Ved Buens Ende (“at the rainbow’s end” in Norwegian) is/was the brain child of Carl-Michael (Eide, a.k.a. Czral & Aggressor, also of Aura Noir, Cadaver, Dødheimsgard + various projects), here together with Vicotnik (see interview on this site) and Skoll (Arcturus and Ulver). Ved Buens Ende was discontinued in 1997, then reformed by Carl-Michael with a new line-up as Virus in 2001, releasing the strange swinging album Carheartin 2003, then morphing into Ved Buens Ende in autumn 2006, remorphing back into Virus six months later. They released only two records as Ved Buens Ende; demo/EP Those Who Caress The Pale, and this.

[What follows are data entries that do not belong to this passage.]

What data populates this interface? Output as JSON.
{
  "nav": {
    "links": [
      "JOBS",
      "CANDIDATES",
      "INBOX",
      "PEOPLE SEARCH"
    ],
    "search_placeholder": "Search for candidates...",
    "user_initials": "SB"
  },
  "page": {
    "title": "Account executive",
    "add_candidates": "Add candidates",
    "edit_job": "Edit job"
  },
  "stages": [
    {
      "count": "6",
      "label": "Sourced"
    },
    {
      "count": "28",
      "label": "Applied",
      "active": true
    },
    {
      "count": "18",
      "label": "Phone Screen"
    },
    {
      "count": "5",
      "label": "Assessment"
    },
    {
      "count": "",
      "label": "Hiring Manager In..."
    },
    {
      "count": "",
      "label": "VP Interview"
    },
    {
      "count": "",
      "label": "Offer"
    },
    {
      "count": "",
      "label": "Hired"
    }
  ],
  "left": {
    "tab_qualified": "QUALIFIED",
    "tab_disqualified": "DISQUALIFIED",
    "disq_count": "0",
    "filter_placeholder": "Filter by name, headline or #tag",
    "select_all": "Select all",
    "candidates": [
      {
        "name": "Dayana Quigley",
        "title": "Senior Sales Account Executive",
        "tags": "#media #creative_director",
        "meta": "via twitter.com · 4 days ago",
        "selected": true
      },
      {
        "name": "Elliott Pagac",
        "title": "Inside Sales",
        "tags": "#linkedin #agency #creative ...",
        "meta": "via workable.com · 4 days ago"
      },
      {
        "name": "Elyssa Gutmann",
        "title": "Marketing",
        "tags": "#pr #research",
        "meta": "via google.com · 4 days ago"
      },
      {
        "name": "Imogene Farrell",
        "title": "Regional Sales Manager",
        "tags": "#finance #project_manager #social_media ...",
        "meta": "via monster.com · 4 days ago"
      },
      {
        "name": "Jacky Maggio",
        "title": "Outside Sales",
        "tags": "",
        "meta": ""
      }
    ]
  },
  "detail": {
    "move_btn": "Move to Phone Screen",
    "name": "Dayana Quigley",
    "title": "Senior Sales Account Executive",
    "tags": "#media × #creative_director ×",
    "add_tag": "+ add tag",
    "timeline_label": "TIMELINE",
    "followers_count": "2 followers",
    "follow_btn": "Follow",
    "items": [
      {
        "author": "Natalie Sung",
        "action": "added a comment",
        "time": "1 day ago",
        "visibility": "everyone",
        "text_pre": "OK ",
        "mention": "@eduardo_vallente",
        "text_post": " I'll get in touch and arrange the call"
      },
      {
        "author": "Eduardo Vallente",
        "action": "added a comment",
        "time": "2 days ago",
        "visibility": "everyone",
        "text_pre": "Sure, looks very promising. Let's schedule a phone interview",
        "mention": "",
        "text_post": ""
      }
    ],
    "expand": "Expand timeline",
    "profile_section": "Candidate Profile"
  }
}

Sometimes, a few times a decade, something special happens. A trinity (sometimes with appendixes) gathers, uniting in harmonious vibrance. They open gates to completely unrestrained creativity, embarking on voyages down unheard paths of musical expressions. For example, Birmingham, late 60’s: Iommi-Butler-Ward. Mid/late-80’s, Zürich: Warrior-Ain-St.Mark, Florida: Azagthoth-Vincent-Sandoval. Mid-90’s, Oslo: Ved Buens Ende.
There is a poetic genius in these nine pieces, in all their simplicity. Except for the strange violin-piano-accordion misuse on a few tracks, the band keeps to a voice-drums-strings setting, leaving all unnecessary dabbling with synthesizers and samples behind. Carl-Michael’s flowing melodic drumming – those aren’t beats, they are melodies; technical, but never showing off, switching from typical Norwegian grinding to peculiar rock beats through smooth polyrhythms. His British crooning, sorrowful, slightly yet delightfully out of tune vocals… Vicotnik’s grim screeches and ever-changing guitars – from the raw BM riffage in “Den Saakaldte”, through disharmonic chords to the jazzy and pop-like melodies of “Autumn Leaves”… Skoll’s fluent bass-lines wandering rumbling about, yet never without an aim or goal, using the tonality (or lack thereof) as much as (or more than) his six-stringed counterpart. Every musical element dances and whirls in a perfect symbiosis, in perfect balance. The production is far from the necro-standard of their fellow countrymen, reminding you more of the warm fuzz progressive rock embraced its listeners with during the 70’s. With a bit more reverb and distortion, of course.
And Carl-Michael’s lyrics… dark and eloquently dreaming, beautifully enigmatic symbolic poetry even worth reading without the music, as surreal and haunting as Lisa Myhre’s cover painting.
…Much can (and should!) be said about Written In Waters, much more than above. And even though my tongue might seem brown from Oslo-based rear ends, I cannot stress the utter magnificence of this album. Ved Buens Ende were so ahead of their time, that it is not until a decade later that bands are trying to use tonality and melodicity as they did in 1995, and so far none I have heard have gone beyond sounding like paying tribute. If you can get only one Norwegian album (poor soul!), it should be Written In Waters. Forget Darkthrone, Mayhem, Satyricon. Forget Ulver, Arcturus, Fleurety (or wait, perhaps not…). This is the only album you need. It was magic, and it still is, twelve years later. Shining like an amethyst in the autumn night.
Label: Misanthropy Records
Avantgenre: Fuzzy Dreaming Avant-Garde Jazz/Rock Metal
Official site: None
Review online since: 15.07.2007 / 12:17:53
01. I Sang for the Swans